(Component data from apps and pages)
____________________

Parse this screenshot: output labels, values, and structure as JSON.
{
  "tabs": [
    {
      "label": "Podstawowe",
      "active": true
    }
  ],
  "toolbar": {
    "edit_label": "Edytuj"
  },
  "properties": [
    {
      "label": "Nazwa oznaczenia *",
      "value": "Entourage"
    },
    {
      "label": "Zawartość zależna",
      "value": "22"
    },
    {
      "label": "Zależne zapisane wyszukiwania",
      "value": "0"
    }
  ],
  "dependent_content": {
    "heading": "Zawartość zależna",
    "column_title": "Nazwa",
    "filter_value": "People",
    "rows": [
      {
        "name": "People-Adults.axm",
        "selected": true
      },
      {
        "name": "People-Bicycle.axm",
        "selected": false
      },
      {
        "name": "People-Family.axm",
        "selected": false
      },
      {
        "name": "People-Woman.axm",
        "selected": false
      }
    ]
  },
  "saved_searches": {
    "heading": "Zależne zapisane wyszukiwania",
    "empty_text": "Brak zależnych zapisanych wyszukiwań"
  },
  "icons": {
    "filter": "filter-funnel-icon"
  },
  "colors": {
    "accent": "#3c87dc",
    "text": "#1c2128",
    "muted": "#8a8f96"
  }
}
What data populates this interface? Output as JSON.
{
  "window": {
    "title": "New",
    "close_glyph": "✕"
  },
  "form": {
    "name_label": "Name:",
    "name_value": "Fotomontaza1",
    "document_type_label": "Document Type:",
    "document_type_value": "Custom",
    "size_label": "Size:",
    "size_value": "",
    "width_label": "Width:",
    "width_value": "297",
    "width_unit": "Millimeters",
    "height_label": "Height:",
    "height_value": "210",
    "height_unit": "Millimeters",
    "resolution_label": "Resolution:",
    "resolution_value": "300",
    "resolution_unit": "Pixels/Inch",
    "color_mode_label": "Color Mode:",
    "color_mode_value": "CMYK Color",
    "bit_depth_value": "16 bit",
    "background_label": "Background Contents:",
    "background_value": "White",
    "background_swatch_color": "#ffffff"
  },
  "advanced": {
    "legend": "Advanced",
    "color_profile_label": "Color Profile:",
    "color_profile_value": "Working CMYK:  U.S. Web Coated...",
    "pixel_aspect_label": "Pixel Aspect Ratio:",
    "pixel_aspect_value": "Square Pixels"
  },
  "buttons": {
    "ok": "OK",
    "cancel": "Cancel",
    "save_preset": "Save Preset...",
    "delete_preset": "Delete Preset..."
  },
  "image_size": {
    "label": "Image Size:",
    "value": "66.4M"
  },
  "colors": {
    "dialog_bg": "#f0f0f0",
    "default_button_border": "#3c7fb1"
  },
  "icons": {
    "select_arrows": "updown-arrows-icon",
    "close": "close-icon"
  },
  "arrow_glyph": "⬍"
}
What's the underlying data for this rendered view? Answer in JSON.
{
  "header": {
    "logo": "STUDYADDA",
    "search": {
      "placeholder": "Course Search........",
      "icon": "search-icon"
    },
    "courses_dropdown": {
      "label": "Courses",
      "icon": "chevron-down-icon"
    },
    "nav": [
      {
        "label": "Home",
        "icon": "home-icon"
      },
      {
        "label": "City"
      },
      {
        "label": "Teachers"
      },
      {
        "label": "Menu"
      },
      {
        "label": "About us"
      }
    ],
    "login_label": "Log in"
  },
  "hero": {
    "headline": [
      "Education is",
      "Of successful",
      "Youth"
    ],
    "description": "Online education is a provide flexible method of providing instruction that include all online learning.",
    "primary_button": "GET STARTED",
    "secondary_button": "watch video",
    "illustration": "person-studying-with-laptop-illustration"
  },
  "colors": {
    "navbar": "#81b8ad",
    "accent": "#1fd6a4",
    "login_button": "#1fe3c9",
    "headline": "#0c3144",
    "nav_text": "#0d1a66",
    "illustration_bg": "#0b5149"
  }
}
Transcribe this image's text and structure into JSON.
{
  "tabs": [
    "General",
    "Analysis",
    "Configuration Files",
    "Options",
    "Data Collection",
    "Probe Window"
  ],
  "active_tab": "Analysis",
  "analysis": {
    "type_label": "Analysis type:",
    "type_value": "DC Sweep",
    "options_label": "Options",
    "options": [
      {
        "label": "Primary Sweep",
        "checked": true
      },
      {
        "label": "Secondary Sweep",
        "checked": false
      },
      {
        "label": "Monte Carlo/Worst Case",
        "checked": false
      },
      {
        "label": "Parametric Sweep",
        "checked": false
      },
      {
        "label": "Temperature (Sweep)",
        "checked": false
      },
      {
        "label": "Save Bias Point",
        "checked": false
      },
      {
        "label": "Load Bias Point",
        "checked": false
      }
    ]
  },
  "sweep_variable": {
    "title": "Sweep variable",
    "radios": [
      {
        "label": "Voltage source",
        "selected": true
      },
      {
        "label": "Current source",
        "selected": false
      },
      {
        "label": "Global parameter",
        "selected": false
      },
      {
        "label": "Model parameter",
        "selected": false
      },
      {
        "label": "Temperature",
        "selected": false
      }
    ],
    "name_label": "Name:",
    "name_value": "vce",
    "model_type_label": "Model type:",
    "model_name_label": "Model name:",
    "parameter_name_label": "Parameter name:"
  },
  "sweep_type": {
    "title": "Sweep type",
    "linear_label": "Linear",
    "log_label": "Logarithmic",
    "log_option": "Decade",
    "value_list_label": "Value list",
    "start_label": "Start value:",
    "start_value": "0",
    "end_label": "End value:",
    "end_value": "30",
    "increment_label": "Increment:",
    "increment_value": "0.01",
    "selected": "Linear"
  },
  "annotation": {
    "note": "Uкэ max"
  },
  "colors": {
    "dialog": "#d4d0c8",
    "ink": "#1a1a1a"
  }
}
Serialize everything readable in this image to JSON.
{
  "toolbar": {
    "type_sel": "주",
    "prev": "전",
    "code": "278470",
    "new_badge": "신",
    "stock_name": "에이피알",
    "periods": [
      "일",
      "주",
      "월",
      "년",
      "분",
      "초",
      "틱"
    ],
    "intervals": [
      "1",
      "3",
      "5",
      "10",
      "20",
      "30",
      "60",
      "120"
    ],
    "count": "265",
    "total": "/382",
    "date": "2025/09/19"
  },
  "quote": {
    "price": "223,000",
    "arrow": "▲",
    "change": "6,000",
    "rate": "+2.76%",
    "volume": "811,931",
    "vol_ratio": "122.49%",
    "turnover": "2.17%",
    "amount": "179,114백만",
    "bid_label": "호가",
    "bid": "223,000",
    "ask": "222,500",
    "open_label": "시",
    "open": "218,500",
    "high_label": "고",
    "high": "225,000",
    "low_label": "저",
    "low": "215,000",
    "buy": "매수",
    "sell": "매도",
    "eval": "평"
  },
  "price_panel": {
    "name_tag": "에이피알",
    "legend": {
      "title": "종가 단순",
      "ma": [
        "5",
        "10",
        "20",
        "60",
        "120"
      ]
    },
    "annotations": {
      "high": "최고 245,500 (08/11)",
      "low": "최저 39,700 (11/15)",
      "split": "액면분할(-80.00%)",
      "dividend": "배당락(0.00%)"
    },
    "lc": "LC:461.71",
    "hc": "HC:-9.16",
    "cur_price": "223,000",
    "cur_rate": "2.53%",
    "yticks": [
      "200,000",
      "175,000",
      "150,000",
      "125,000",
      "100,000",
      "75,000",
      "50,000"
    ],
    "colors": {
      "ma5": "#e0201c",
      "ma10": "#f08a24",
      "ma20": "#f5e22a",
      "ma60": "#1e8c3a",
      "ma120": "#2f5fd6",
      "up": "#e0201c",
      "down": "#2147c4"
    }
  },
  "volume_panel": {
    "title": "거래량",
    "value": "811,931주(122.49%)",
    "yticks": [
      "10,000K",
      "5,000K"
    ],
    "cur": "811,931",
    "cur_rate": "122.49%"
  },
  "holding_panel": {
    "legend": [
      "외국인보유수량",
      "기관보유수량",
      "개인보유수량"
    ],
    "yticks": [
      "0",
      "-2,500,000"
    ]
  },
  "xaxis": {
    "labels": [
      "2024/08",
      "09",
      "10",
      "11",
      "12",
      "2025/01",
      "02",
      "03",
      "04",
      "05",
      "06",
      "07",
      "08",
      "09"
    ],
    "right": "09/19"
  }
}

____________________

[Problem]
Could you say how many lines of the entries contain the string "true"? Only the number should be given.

[Written solution]
4